### [Problem details]
Your answer should consist of the lines in the listing that hold "icon".

### [Records]
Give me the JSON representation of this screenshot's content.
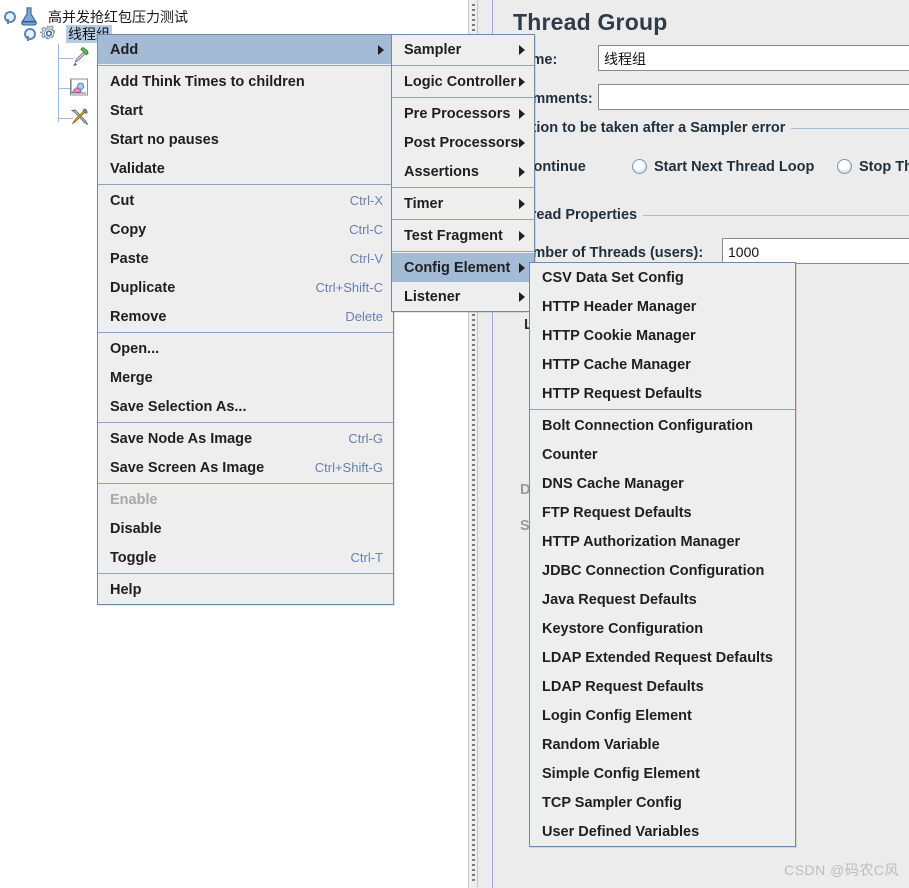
{
  "tree": {
    "nodes": [
      {
        "label": "高并发抢红包压力测试",
        "icon": "test-plan-flask-icon",
        "selected": false
      },
      {
        "label": "线程组",
        "icon": "thread-group-gear-icon",
        "selected": true
      },
      {
        "label": "",
        "icon": "http-request-pipette-icon",
        "selected": false
      },
      {
        "label": "",
        "icon": "graph-results-chart-icon",
        "selected": false
      },
      {
        "label": "",
        "icon": "tools-wrench-screwdriver-icon",
        "selected": false
      }
    ]
  },
  "panel": {
    "title": "Thread Group",
    "name_label": "Name:",
    "name_value": "线程组",
    "comments_label": "Comments:",
    "comments_value": "",
    "error_action_group": "Action to be taken after a Sampler error",
    "error_actions": [
      {
        "label": "Continue",
        "selected": true
      },
      {
        "label": "Start Next Thread Loop",
        "selected": false
      },
      {
        "label": "Stop Thread",
        "selected": false
      }
    ],
    "thread_properties_group": "Thread Properties",
    "num_threads_label": "Number of Threads (users):",
    "num_threads_value": "1000",
    "loop_label": "Lo",
    "duration_label": "Du",
    "startup_label": "Sta",
    "checkboxes": [
      {
        "state": "checked"
      },
      {
        "state": "unchecked"
      },
      {
        "state": "unchecked"
      }
    ]
  },
  "context_menu": {
    "items": [
      {
        "label": "Add",
        "accel": "",
        "submenu": true,
        "highlighted": true,
        "disabled": false
      },
      {
        "separator": true
      },
      {
        "label": "Add Think Times to children",
        "accel": "",
        "submenu": false,
        "highlighted": false,
        "disabled": false
      },
      {
        "label": "Start",
        "accel": "",
        "submenu": false,
        "highlighted": false,
        "disabled": false
      },
      {
        "label": "Start no pauses",
        "accel": "",
        "submenu": false,
        "highlighted": false,
        "disabled": false
      },
      {
        "label": "Validate",
        "accel": "",
        "submenu": false,
        "highlighted": false,
        "disabled": false
      },
      {
        "separator": true
      },
      {
        "label": "Cut",
        "accel": "Ctrl-X",
        "submenu": false,
        "highlighted": false,
        "disabled": false
      },
      {
        "label": "Copy",
        "accel": "Ctrl-C",
        "submenu": false,
        "highlighted": false,
        "disabled": false
      },
      {
        "label": "Paste",
        "accel": "Ctrl-V",
        "submenu": false,
        "highlighted": false,
        "disabled": false
      },
      {
        "label": "Duplicate",
        "accel": "Ctrl+Shift-C",
        "submenu": false,
        "highlighted": false,
        "disabled": false
      },
      {
        "label": "Remove",
        "accel": "Delete",
        "submenu": false,
        "highlighted": false,
        "disabled": false
      },
      {
        "separator": true
      },
      {
        "label": "Open...",
        "accel": "",
        "submenu": false,
        "highlighted": false,
        "disabled": false
      },
      {
        "label": "Merge",
        "accel": "",
        "submenu": false,
        "highlighted": false,
        "disabled": false
      },
      {
        "label": "Save Selection As...",
        "accel": "",
        "submenu": false,
        "highlighted": false,
        "disabled": false
      },
      {
        "separator": true
      },
      {
        "label": "Save Node As Image",
        "accel": "Ctrl-G",
        "submenu": false,
        "highlighted": false,
        "disabled": false
      },
      {
        "label": "Save Screen As Image",
        "accel": "Ctrl+Shift-G",
        "submenu": false,
        "highlighted": false,
        "disabled": false
      },
      {
        "separator": true
      },
      {
        "label": "Enable",
        "accel": "",
        "submenu": false,
        "highlighted": false,
        "disabled": true
      },
      {
        "label": "Disable",
        "accel": "",
        "submenu": false,
        "highlighted": false,
        "disabled": false
      },
      {
        "label": "Toggle",
        "accel": "Ctrl-T",
        "submenu": false,
        "highlighted": false,
        "disabled": false
      },
      {
        "separator": true
      },
      {
        "label": "Help",
        "accel": "",
        "submenu": false,
        "highlighted": false,
        "disabled": false
      }
    ]
  },
  "add_menu": {
    "items": [
      {
        "label": "Sampler",
        "submenu": true,
        "highlighted": false
      },
      {
        "separator": true
      },
      {
        "label": "Logic Controller",
        "submenu": true,
        "highlighted": false
      },
      {
        "separator": true
      },
      {
        "label": "Pre Processors",
        "submenu": true,
        "highlighted": false
      },
      {
        "label": "Post Processors",
        "submenu": true,
        "highlighted": false
      },
      {
        "label": "Assertions",
        "submenu": true,
        "highlighted": false
      },
      {
        "separator": true
      },
      {
        "label": "Timer",
        "submenu": true,
        "highlighted": false
      },
      {
        "separator": true
      },
      {
        "label": "Test Fragment",
        "submenu": true,
        "highlighted": false
      },
      {
        "separator": true
      },
      {
        "label": "Config Element",
        "submenu": true,
        "highlighted": true
      },
      {
        "label": "Listener",
        "submenu": true,
        "highlighted": false
      }
    ]
  },
  "config_element_menu": {
    "items": [
      {
        "label": "CSV Data Set Config"
      },
      {
        "label": "HTTP Header Manager"
      },
      {
        "label": "HTTP Cookie Manager"
      },
      {
        "label": "HTTP Cache Manager"
      },
      {
        "label": "HTTP Request Defaults"
      },
      {
        "separator": true
      },
      {
        "label": "Bolt Connection Configuration"
      },
      {
        "label": "Counter"
      },
      {
        "label": "DNS Cache Manager"
      },
      {
        "label": "FTP Request Defaults"
      },
      {
        "label": "HTTP Authorization Manager"
      },
      {
        "label": "JDBC Connection Configuration"
      },
      {
        "label": "Java Request Defaults"
      },
      {
        "label": "Keystore Configuration"
      },
      {
        "label": "LDAP Extended Request Defaults"
      },
      {
        "label": "LDAP Request Defaults"
      },
      {
        "label": "Login Config Element"
      },
      {
        "label": "Random Variable"
      },
      {
        "label": "Simple Config Element"
      },
      {
        "label": "TCP Sampler Config"
      },
      {
        "label": "User Defined Variables"
      }
    ]
  },
  "watermark": "CSDN @码农C风",
  "colors": {
    "menu_bg": "#eeeeee",
    "menu_border": "#6f8aa8",
    "highlight": "#a4bbd6",
    "accel": "#6a7fb0",
    "panel_bg": "#ececec",
    "tree_selection": "#b6cce5"
  }
}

### [Finished task]
        "icon": "test-plan-flask-icon",
        "icon": "thread-group-gear-icon",
        "icon": "http-request-pipette-icon",
        "icon": "graph-results-chart-icon",
        "icon": "tools-wrench-screwdriver-icon",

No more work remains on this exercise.